Extracted records
↓
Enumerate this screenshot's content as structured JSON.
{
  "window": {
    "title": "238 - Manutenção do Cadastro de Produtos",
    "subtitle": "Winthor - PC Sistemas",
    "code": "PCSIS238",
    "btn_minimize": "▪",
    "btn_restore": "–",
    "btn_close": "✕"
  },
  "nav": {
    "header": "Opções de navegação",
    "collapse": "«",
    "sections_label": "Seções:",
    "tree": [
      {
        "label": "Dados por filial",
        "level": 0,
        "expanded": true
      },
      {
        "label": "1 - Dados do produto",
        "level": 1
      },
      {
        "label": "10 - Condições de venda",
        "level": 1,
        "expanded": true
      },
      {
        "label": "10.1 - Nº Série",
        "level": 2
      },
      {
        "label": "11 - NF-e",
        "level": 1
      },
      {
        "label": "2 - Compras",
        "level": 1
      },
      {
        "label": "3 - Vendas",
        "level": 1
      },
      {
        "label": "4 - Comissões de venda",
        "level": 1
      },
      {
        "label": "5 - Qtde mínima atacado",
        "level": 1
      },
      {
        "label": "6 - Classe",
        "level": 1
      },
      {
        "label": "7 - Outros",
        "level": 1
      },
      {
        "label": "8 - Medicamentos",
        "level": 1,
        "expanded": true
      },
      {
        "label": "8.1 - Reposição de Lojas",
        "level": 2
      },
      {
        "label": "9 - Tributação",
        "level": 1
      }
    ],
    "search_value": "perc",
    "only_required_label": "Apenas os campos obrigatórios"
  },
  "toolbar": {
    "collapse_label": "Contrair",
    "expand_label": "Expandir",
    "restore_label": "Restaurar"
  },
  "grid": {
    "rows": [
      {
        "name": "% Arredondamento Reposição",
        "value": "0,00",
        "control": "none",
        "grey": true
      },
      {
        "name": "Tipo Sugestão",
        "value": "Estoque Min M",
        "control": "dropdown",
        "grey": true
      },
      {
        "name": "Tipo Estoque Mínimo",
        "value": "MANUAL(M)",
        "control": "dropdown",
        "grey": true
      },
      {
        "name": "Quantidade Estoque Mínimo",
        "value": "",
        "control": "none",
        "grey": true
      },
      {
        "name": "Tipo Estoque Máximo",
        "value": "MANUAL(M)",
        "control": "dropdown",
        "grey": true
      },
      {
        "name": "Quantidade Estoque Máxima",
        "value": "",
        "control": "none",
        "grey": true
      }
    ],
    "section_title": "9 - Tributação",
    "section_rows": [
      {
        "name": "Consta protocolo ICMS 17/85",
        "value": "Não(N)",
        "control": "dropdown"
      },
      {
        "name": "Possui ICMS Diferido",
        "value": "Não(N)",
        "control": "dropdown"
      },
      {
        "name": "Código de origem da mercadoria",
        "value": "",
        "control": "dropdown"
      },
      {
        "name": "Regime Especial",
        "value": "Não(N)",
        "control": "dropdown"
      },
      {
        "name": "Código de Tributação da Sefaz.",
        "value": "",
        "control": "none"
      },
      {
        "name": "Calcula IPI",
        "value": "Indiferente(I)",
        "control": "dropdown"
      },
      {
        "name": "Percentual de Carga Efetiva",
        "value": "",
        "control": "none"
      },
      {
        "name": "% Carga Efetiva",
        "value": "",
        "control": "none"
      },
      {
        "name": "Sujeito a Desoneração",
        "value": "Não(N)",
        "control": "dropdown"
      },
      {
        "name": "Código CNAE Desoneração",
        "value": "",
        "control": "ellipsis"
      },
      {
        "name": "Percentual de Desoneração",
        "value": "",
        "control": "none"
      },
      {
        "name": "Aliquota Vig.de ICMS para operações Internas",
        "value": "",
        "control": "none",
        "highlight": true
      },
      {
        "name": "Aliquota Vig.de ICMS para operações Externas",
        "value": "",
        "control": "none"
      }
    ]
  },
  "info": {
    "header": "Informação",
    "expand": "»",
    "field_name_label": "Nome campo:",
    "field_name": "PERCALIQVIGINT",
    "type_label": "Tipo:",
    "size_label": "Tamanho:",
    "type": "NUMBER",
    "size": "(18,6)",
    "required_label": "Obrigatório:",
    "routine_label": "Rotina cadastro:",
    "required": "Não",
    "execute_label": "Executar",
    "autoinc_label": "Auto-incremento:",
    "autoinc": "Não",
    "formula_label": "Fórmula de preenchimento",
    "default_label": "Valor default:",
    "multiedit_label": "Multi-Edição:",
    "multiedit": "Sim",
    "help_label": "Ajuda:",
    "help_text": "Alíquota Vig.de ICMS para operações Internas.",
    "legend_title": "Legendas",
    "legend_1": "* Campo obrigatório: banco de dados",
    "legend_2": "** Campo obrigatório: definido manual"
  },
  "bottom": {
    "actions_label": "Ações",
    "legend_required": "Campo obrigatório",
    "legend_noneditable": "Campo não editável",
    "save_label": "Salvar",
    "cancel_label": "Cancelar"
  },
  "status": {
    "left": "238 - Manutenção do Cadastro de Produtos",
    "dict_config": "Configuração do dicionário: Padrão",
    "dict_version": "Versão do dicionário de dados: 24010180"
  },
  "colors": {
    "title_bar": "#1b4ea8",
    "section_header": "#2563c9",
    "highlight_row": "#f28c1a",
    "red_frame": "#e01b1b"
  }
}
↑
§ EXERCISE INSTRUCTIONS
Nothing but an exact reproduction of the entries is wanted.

§ WRITTEN ANSWER
Enumerate this screenshot's content as structured JSON.
{
  "window": {
    "title": "238 - Manutenção do Cadastro de Produtos",
    "subtitle": "Winthor - PC Sistemas",
    "code": "PCSIS238",
    "btn_minimize": "▪",
    "btn_restore": "–",
    "btn_close": "✕"
  },
  "nav": {
    "header": "Opções de navegação",
    "collapse": "«",
    "sections_label": "Seções:",
    "tree": [
      {
        "label": "Dados por filial",
        "level": 0,
        "expanded": true
      },
      {
        "label": "1 - Dados do produto",
        "level": 1
      },
      {
        "label": "10 - Condições de venda",
        "level": 1,
        "expanded": true
      },
      {
        "label": "10.1 - Nº Série",
        "level": 2
      },
      {
        "label": "11 - NF-e",
        "level": 1
      },
      {
        "label": "2 - Compras",
        "level": 1
      },
      {
        "label": "3 - Vendas",
        "level": 1
      },
      {
        "label": "4 - Comissões de venda",
        "level": 1
      },
      {
        "label": "5 - Qtde mínima atacado",
        "level": 1
      },
      {
        "label": "6 - Classe",
        "level": 1
      },
      {
        "label": "7 - Outros",
        "level": 1
      },
      {
        "label": "8 - Medicamentos",
        "level": 1,
        "expanded": true
      },
      {
        "label": "8.1 - Reposição de Lojas",
        "level": 2
      },
      {
        "label": "9 - Tributação",
        "level": 1
      }
    ],
    "search_value": "perc",
    "only_required_label": "Apenas os campos obrigatórios"
  },
  "toolbar": {
    "collapse_label": "Contrair",
    "expand_label": "Expandir",
    "restore_label": "Restaurar"
  },
  "grid": {
    "rows": [
      {
        "name": "% Arredondamento Reposição",
        "value": "0,00",
        "control": "none",
        "grey": true
      },
      {
        "name": "Tipo Sugestão",
        "value": "Estoque Min M",
        "control": "dropdown",
        "grey": true
      },
      {
        "name": "Tipo Estoque Mínimo",
        "value": "MANUAL(M)",
        "control": "dropdown",
        "grey": true
      },
      {
        "name": "Quantidade Estoque Mínimo",
        "value": "",
        "control": "none",
        "grey": true
      },
      {
        "name": "Tipo Estoque Máximo",
        "value": "MANUAL(M)",
        "control": "dropdown",
        "grey": true
      },
      {
        "name": "Quantidade Estoque Máxima",
        "value": "",
        "control": "none",
        "grey": true
      }
    ],
    "section_title": "9 - Tributação",
    "section_rows": [
      {
        "name": "Consta protocolo ICMS 17/85",
        "value": "Não(N)",
        "control": "dropdown"
      },
      {
        "name": "Possui ICMS Diferido",
        "value": "Não(N)",
        "control": "dropdown"
      },
      {
        "name": "Código de origem da mercadoria",
        "value": "",
        "control": "dropdown"
      },
      {
        "name": "Regime Especial",
        "value": "Não(N)",
        "control": "dropdown"
      },
      {
        "name": "Código de Tributação da Sefaz.",
        "value": "",
        "control": "none"
      },
      {
        "name": "Calcula IPI",
        "value": "Indiferente(I)",
        "control": "dropdown"
      },
      {
        "name": "Percentual de Carga Efetiva",
        "value": "",
        "control": "none"
      },
      {
        "name": "% Carga Efetiva",
        "value": "",
        "control": "none"
      },
      {
        "name": "Sujeito a Desoneração",
        "value": "Não(N)",
        "control": "dropdown"
      },
      {
        "name": "Código CNAE Desoneração",
        "value": "",
        "control": "ellipsis"
      },
      {
        "name": "Percentual de Desoneração",
        "value": "",
        "control": "none"
      },
      {
        "name": "Aliquota Vig.de ICMS para operações Internas",
        "value": "",
        "control": "none",
        "highlight": true
      },
      {
        "name": "Aliquota Vig.de ICMS para operações Externas",
        "value": "",
        "control": "none"
      }
    ]
  },
  "info": {
    "header": "Informação",
    "expand": "»",
    "field_name_label": "Nome campo:",
    "field_name": "PERCALIQVIGINT",
    "type_label": "Tipo:",
    "size_label": "Tamanho:",
    "type": "NUMBER",
    "size": "(18,6)",
    "required_label": "Obrigatório:",
    "routine_label": "Rotina cadastro:",
    "required": "Não",
    "execute_label": "Executar",
    "autoinc_label": "Auto-incremento:",
    "autoinc": "Não",
    "formula_label": "Fórmula de preenchimento",
    "default_label": "Valor default:",
    "multiedit_label": "Multi-Edição:",
    "multiedit": "Sim",
    "help_label": "Ajuda:",
    "help_text": "Alíquota Vig.de ICMS para operações Internas.",
    "legend_title": "Legendas",
    "legend_1": "* Campo obrigatório: banco de dados",
    "legend_2": "** Campo obrigatório: definido manual"
  },
  "bottom": {
    "actions_label": "Ações",
    "legend_required": "Campo obrigatório",
    "legend_noneditable": "Campo não editável",
    "save_label": "Salvar",
    "cancel_label": "Cancelar"
  },
  "status": {
    "left": "238 - Manutenção do Cadastro de Produtos",
    "dict_config": "Configuração do dicionário: Padrão",
    "dict_version": "Versão do dicionário de dados: 24010180"
  },
  "colors": {
    "title_bar": "#1b4ea8",
    "section_header": "#2563c9",
    "highlight_row": "#f28c1a",
    "red_frame": "#e01b1b"
  }
}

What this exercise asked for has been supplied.